It's also not very fictional, virtually ever line of dialogue is genuine, based on the results of nearly 200 interviews with key people and backstairs listeners-in, both at No.10 and the Palace... however, the emphasis and what is left in or out lends to the interpretation. It is, for example, far less fictitious than The Last King Of Scotland.

I hope some of that ramblesome nonsense made some sense!

Chip Smith said...

I think what you're trying to say, Jon, is that I should watch it all the way through! Point taken.

I thought Blair was treated fairly respectfully actually (well, in the bits I've seen at least), and of course there's nothing wrong with this. The impression I got was the New Labour 'project' recognised that the monarchy needed to change, with the added benefit that such change would reflect well on NL.
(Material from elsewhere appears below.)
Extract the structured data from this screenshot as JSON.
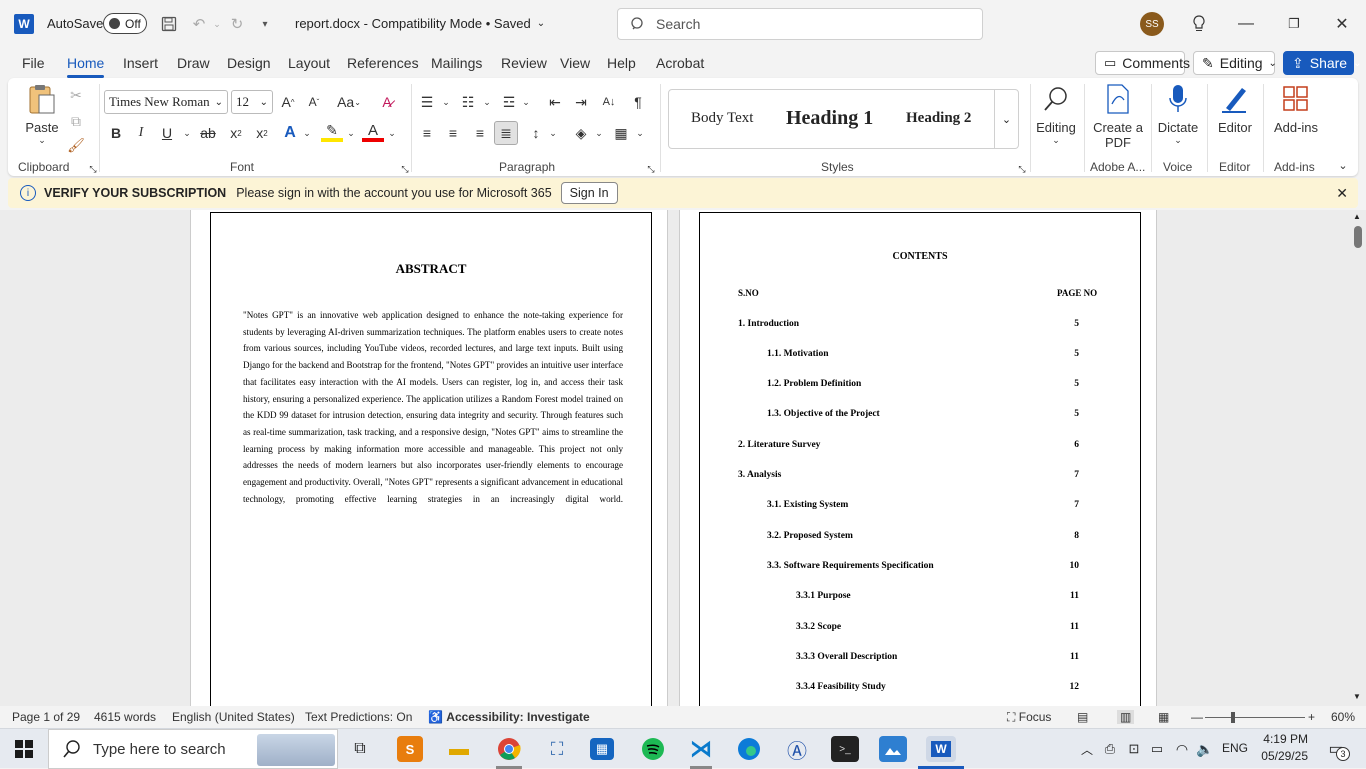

What with the recent news on the BAE enquiry and Prince Bandar's supposed threat to the British Government, it might be the case that Blair's rehabilitation has begun...

Jon Peacey said...

I suddenly remembered something I was going to mention about ‘modernization’. There is the issue that while modernization (or modernity) can be a good thing some can be a step backwards: some good examples would be PFI initiatives which are costing vast amounts for less reward; police paperwork; downgrading of cannabis classification and our old friend 24 hour drinking which has convinced me to avoid the local city centre during the hours of darkness. I mentioned this to someone the other day who’d been on a couple of management courses about a decade apart: on the first, they were told there was always a second option to the one on the table… ‘that we do nothing’. In the second course, they no longer mentioned this option because all change is now good. Even when it’s patently stupid!

There was a recent interesting article on not removing the monarch as Head-of-State (and Commander-in-Chief) because while we have a monarch to which soldiers, police, etc. can swear allegiance they can feel free to not be sworn to any particular political viewpoint and can merrily criticize the Blairs of this world. The commentator counter-pointed this with his recent experiences in America where, despite his staunch Right-wingness, he criticized Bush (and Blair) and was roundly attacked for it because by attacking President Bush, as Head-of-State and Commander-in-Chief, this was seen as the equivalent of attacking the country, the soldiers and the people. Fascinating stuff from a commentator I would usually like to see flung down a deep-well- which is ironic because one of the reasons I dislike him so much is his staunch support of the death penalty! :)

Jon Peacey said...

Oh, and, yes you should watch the film properly.

As for Blair's rehabilitation... well, I think that could take a very long time: if at all! I mean seriously, I think we haven't felt anywhere near the full effects of what the guy's done... I'm beginning to suspect the country's been left like one of those houses in a horror film where it's just booby-trap after booby-trap. Whether he did this because he hates anybody earning less than 100k a year or because he hates Brown is anybody's guess!!! ;)